The convict James Freeman was found guilty in the Criminal Court on 29 February 1788 of stealing flour. The fledgling Colony was barely a month old, and supplies of food were limited. Theft of such items was therefore viewed with the utmost seriousness, hence the draconian death sentence that was handed down. However, there was a need to find someone to undertake the task of dispatching condemned felons via the hangman’s noose, and who better than a convict who could hardly refuse the job offer, given the alternative?
This case study has been developed to show what types of records can be found in our collection. References to John Knatchbull, alias John Fitch, turn up in a number of convict records, such as the convict indents, Tickets of Leave and Ticket of Leave Passports.
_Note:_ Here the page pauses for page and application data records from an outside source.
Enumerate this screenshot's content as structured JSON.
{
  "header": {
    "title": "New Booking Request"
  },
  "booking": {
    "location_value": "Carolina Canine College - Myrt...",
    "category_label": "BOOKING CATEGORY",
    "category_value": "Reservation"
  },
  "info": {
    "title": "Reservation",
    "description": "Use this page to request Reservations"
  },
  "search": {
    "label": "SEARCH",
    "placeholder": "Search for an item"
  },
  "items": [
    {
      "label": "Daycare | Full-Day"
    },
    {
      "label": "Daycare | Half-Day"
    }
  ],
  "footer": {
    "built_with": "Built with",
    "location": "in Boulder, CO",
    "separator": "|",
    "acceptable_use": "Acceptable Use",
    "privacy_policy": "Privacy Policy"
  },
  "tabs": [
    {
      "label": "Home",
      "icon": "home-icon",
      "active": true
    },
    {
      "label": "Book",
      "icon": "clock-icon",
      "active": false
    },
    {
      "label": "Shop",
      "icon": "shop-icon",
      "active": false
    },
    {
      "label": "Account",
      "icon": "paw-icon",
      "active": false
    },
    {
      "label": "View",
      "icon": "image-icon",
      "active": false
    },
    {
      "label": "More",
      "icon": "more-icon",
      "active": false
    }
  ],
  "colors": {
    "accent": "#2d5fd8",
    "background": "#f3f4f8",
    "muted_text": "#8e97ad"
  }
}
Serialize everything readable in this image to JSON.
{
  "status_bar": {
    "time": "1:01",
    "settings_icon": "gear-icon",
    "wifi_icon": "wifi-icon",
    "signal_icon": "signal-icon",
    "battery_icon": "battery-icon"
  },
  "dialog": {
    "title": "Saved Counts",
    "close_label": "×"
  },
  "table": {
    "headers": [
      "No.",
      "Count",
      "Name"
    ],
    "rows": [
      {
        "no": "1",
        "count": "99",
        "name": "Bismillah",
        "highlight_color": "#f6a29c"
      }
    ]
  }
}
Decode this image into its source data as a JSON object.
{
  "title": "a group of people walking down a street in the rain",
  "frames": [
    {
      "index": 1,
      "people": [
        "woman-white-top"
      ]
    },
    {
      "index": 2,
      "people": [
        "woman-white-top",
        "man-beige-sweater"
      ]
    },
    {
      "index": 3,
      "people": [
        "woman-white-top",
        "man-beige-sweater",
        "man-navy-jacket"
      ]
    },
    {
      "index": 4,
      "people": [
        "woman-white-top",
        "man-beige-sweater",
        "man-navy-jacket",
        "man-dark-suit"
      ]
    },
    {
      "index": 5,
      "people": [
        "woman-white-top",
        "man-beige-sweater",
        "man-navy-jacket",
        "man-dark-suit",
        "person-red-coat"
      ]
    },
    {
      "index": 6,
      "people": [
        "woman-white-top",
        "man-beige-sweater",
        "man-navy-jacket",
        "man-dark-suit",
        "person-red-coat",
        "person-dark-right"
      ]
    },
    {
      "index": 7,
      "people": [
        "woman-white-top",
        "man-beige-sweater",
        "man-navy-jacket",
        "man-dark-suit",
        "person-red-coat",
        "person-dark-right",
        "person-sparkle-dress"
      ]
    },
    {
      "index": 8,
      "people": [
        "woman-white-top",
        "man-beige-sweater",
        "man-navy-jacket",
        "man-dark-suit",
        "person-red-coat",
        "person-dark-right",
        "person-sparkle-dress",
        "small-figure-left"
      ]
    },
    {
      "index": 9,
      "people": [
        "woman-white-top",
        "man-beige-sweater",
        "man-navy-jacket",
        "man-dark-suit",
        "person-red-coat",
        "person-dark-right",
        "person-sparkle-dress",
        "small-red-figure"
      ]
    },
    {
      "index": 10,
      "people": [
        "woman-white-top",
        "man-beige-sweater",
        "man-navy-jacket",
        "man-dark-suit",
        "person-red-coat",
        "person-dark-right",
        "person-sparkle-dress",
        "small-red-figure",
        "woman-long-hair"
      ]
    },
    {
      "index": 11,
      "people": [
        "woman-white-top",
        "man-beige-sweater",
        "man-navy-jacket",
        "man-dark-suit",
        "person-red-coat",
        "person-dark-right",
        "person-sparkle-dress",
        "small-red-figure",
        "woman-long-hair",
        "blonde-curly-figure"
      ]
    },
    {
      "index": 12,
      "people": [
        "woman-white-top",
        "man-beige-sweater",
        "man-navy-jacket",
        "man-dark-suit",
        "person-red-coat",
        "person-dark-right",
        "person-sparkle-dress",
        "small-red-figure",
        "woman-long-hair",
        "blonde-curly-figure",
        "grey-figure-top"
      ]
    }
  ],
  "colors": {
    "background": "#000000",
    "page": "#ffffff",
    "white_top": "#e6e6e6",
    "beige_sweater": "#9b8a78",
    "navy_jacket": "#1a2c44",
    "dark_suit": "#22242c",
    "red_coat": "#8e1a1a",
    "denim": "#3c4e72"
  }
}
What makes Knatchbull more intriguing is that he continued to get into trouble for the rest of his life, thereby leaving a steady stream of records about him.
These photos of prisoners were accompanied by the following details: name, aliases, date when portrait was taken, native place, year of birth, arrived in colony - ship and year, trade or occupation, religion, degree of education, height, weight (on committal, on discharge), colour of hair, colour of eyes, marks or special features, where and when tried, offence, sentence, remarks, previous convictions - where and when, offence, sentence.